Surgical masks also have small, bendable wires to help the mask stay in place, and are often tied behind the head or secured with ear ties. This design doesn’t make for a particularly great fit, especially compared to the N95, according to Szalajda.
Surgical masks are one-time use only, and if they are soiled or breathing becomes difficult, the mask should be carefully discarded and replaced, the FDA said.
Homemade cloth masks
The most common mask in use among the general public today is a fabric mask, often homemade. Effectiveness depends on the type of fabric used and the number of layers of cloth. These masks can be as little as 26% effective.
According to the CDC, “multiple layers of cloth with higher thread counts have demonstrated superior performance compared to single layers of cloth with lower thread counts, in some cases filtering nearly 50% of fine particles less than 1 micron.”
That’s good news — studies have detected SARS‐CoV‐2 in aerosols between 1 and 4 microns.
“We found that silk face coverings repelled droplets in spray tests as well as disposable single-use surgical masks,” the authors wrote, adding that silk masks “can be more breathable than other fabrics that trap humidity, and are re-useable via cleaning.”

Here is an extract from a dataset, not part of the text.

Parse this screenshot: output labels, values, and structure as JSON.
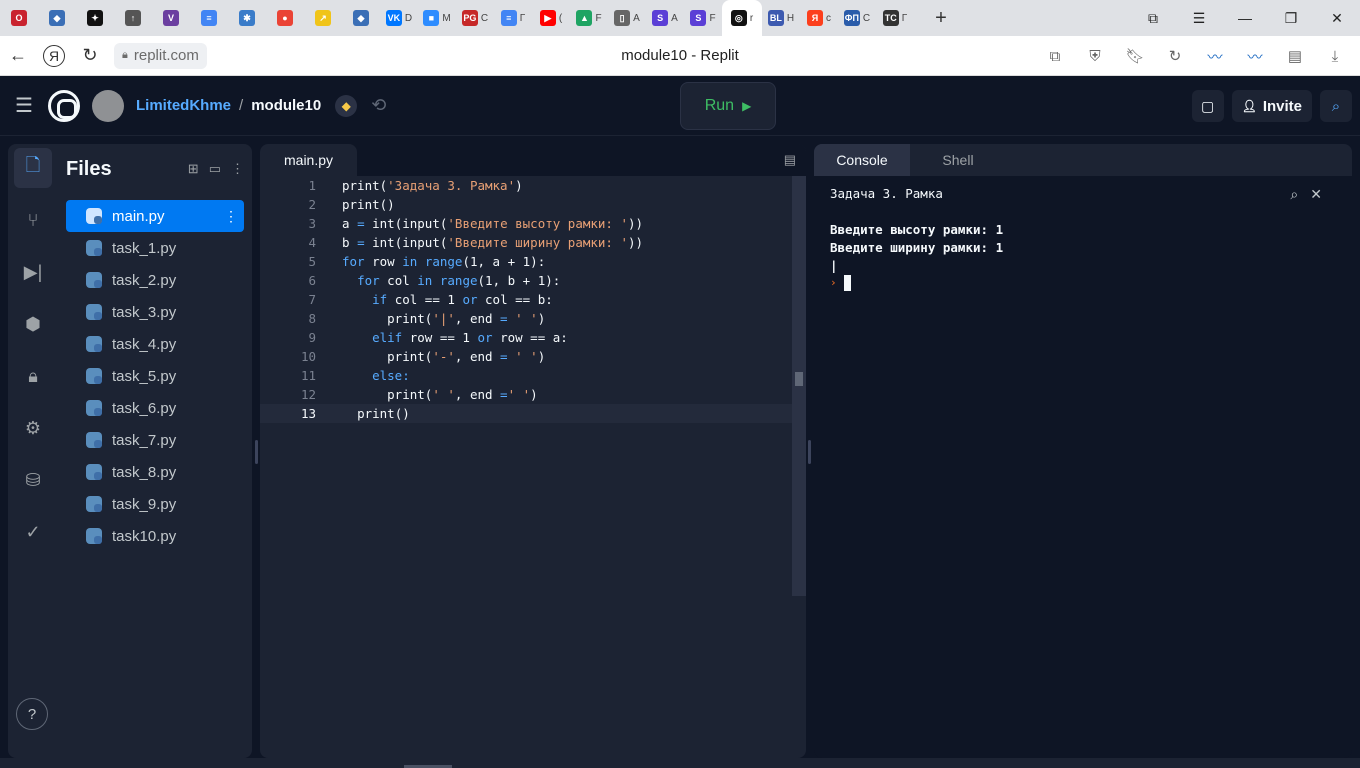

You can also add filters to your fabric mask, according to the CDC. Some are made from polypropylene, the plastic that produces static cling; others from silver or copper, which have antimicrobial properties. Studies on the effectiveness of inserts, however, are rare, so guidance is limited.
To up their odds, people have begun layering fabric masks over surgical ones for added protection.
President Joseph R. Biden has been seen wearing two masks on numerous occasions. On Inauguration Day, Transportation Secretary nominee Pete Buttigieg and his husband, Chasten Glezman, took a selfie double-masking and inaugural poet Amanda Gorman wore a surgical mask beneath her Prada version.
It’s a behavior advocated by Joseph Allen, an associate professor at the Harvard T.H. Chan School of Public Health and the director of the school’s Healthy Buildings program.
It makes good sense to double mask, according to Dr. Anthony Fauci, now chief medical adviser to Biden.
“If you have a physical covering with one layer, you put another layer on, it just makes common sense that it likely would be more effective and that’s the reason why you see people either double masking or doing a version of an N95.” Fauci told NBC’s Savannah Guthrie.
Face shields, bandanas, gaiters, ski masks and scarves
Don’t wear scarfs or knitted ski masks as a protective measure, the CDC says. Do not wear a face shield without a mask, the agency advises, as it won’t protect against tiny airborne droplets that can float under and inside the shield. And forget bandanas and neck gaiters.
In fact, gaiter masks, also known as neck fleeces, actually increased the transmission of respiratory droplets.